The great risk is learning the wrong lessons from a traumatic experience. We must ignore the media, interpret the statistics accurately, understand the forces at work, and start the long road to recovery. As Helen Suzman always told us: When in doubt, revert to our principles.

These, in my opinion, are some of the crucial lessons as we go into the 2021 local government elections:

When we enter governing coalitions, we must be confident that we will be able to govern properly. We must have candidates, especially mayoral candidates, of the right calibre. We need clear coalition agreements, that are enforceable.

Above all, we should never again enter minority coalition governments in which we are dependent on our arch-opponents, the EFF, to stay in power. The fact that we did this led to the failure of our coalition governments in Tshwane and Johannesburg, severely damaging our “good governance” brand. Our losses in minority communities in Gauteng can be traced back directly to our failures in government in Johannesburg that arose from trying to keep the EFF “sweet” so that we could stay in power. Walking the streets of Lenasia before the by-election I heard it first hand: voters regarded it as betrayal.

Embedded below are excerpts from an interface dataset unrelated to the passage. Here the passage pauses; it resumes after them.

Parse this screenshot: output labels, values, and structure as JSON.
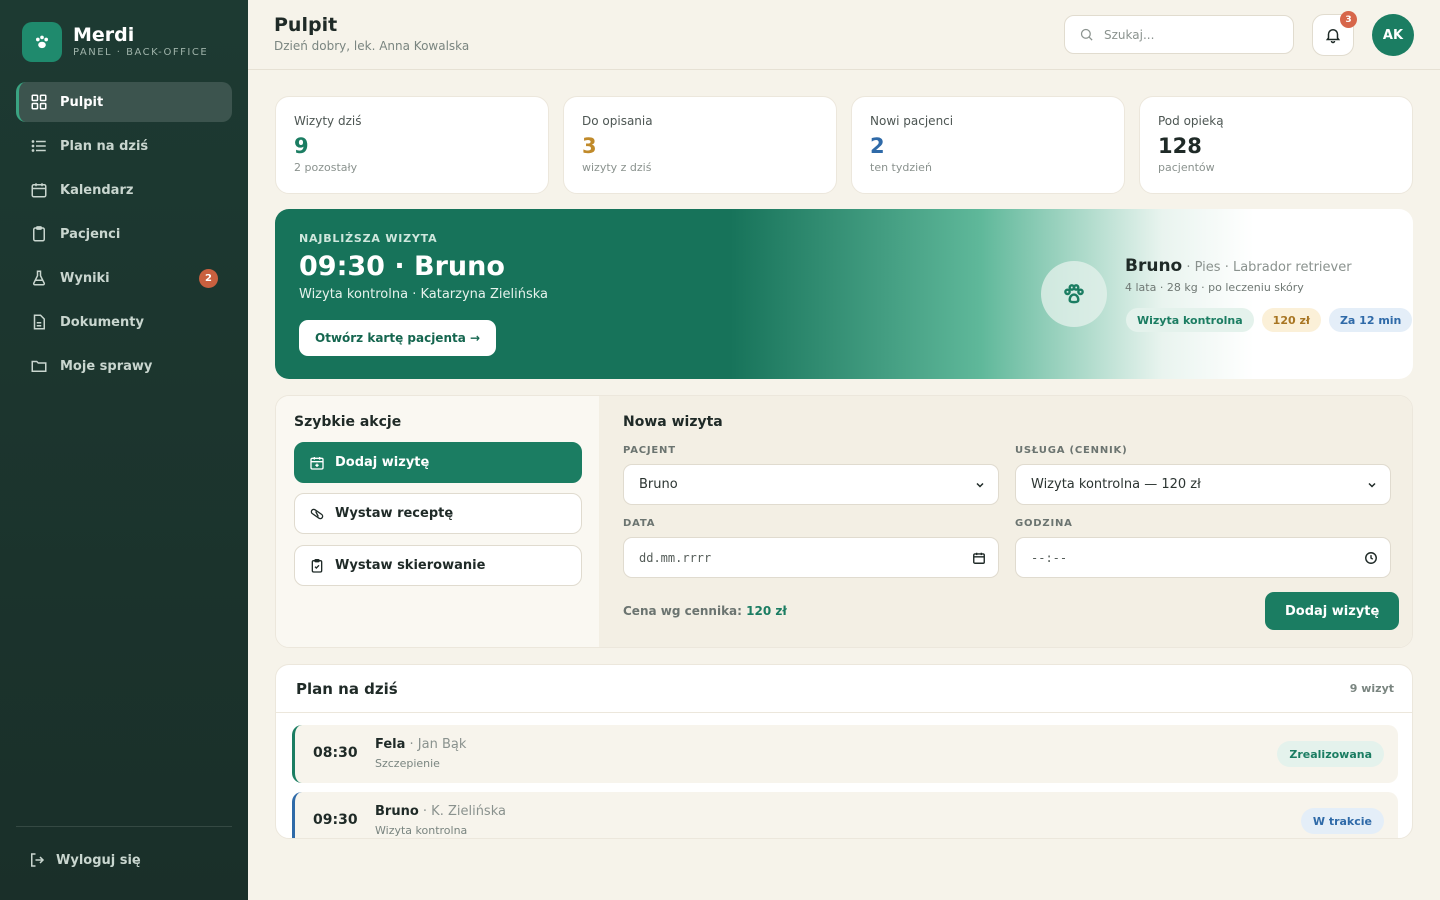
{
  "brand": {
    "name": "Merdi",
    "subtitle": "PANEL · BACK-OFFICE"
  },
  "sidebar": {
    "items": [
      {
        "label": "Pulpit",
        "icon": "grid-icon",
        "active": true
      },
      {
        "label": "Plan na dziś",
        "icon": "list-icon"
      },
      {
        "label": "Kalendarz",
        "icon": "calendar-icon"
      },
      {
        "label": "Pacjenci",
        "icon": "clipboard-icon"
      },
      {
        "label": "Wyniki",
        "icon": "flask-icon",
        "badge": "2"
      },
      {
        "label": "Dokumenty",
        "icon": "document-icon"
      },
      {
        "label": "Moje sprawy",
        "icon": "folder-icon"
      }
    ],
    "logout": "Wyloguj się"
  },
  "header": {
    "title": "Pulpit",
    "subtitle": "Dzień dobry, lek. Anna Kowalska",
    "search_placeholder": "Szukaj...",
    "notifications": "3",
    "avatar": "AK"
  },
  "stats": [
    {
      "label": "Wizyty dziś",
      "value": "9",
      "sub": "2 pozostały",
      "color": "#1b7d62"
    },
    {
      "label": "Do opisania",
      "value": "3",
      "sub": "wizyty z dziś",
      "color": "#c08a2a"
    },
    {
      "label": "Nowi pacjenci",
      "value": "2",
      "sub": "ten tydzień",
      "color": "#2f6aa8"
    },
    {
      "label": "Pod opieką",
      "value": "128",
      "sub": "pacjentów",
      "color": "#1f2a27"
    }
  ],
  "hero": {
    "kicker": "NAJBLIŻSZA WIZYTA",
    "title": "09:30 · Bruno",
    "subtitle": "Wizyta kontrolna · Katarzyna Zielińska",
    "button": "Otwórz kartę pacjenta →",
    "pet_name": "Bruno",
    "pet_breed": " · Pies · Labrador retriever",
    "pet_info": "4 lata · 28 kg · po leczeniu skóry",
    "chips": [
      "Wizyta kontrolna",
      "120 zł",
      "Za 12 min"
    ]
  },
  "quick_actions": {
    "title": "Szybkie akcje",
    "items": [
      "Dodaj wizytę",
      "Wystaw receptę",
      "Wystaw skierowanie"
    ]
  },
  "new_visit": {
    "title": "Nowa wizyta",
    "patient_label": "PACJENT",
    "patient_value": "Bruno",
    "service_label": "USŁUGA (CENNIK)",
    "service_value": "Wizyta kontrolna — 120 zł",
    "date_label": "DATA",
    "date_placeholder": "dd.mm.rrrr",
    "time_label": "GODZINA",
    "time_placeholder": "--:--",
    "price_prefix": "Cena wg cennika: ",
    "price_value": "120 zł",
    "submit": "Dodaj wizytę"
  },
  "plan": {
    "title": "Plan na dziś",
    "count": "9 wizyt",
    "rows": [
      {
        "time": "08:30",
        "pet": "Fela",
        "owner": " · Jan Bąk",
        "service": "Szczepienie",
        "status": "Zrealizowana",
        "accent": "#1b7d62"
      },
      {
        "time": "09:30",
        "pet": "Bruno",
        "owner": " · K. Zielińska",
        "service": "Wizyta kontrolna",
        "status": "W trakcie",
        "accent": "#2f6aa8"
      }
    ]
  }
}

The DA’s voters, of all races, demand high standards of the party: Our voters are tough on us when they perceive internal conflict, weak governance, inconsistency and lack of focus on their issues. They punish us at the polls. This is something we should welcome. It is a sign of democratic maturity and we must learn the lessons accordingly.

We have made a good start on our recovery, as (ironically) our election results show, based on the recent Policy Conference (where we reaffirmed our core values and commitment to non-racialism) and our seamless Federal Elective Congress where we elected new leadership.

But we must be under no illusions -- recovery this time around could be even harder than it was in 2000. Back then our core values (especially non-racialism) were considered progressive. Today there has been an international shift to identity politics, resulting in the absurdity that non-racialism is even described as “racist”. Identity politics are a very attractive proposition in minority communities nurturing grievances world-wide.

The retreat to ethnic identity is in full swing and will be difficult to counter. But we have to be clear: there is really no alternative, if we want a peaceful prosperous South Africa, than to build a large, inclusive moderate centrist party, in which individuals protect each other’s rights while claiming their own. We were making good progress, and we have to get back there. Recovery is not only possible. It is essential.

As Winston Churchill said: Success is never final. Failure is rarely fatal. It’s the courage to continue that counts.

Helen Zille is Chairperson of the Federal Council, Democratic Alliance.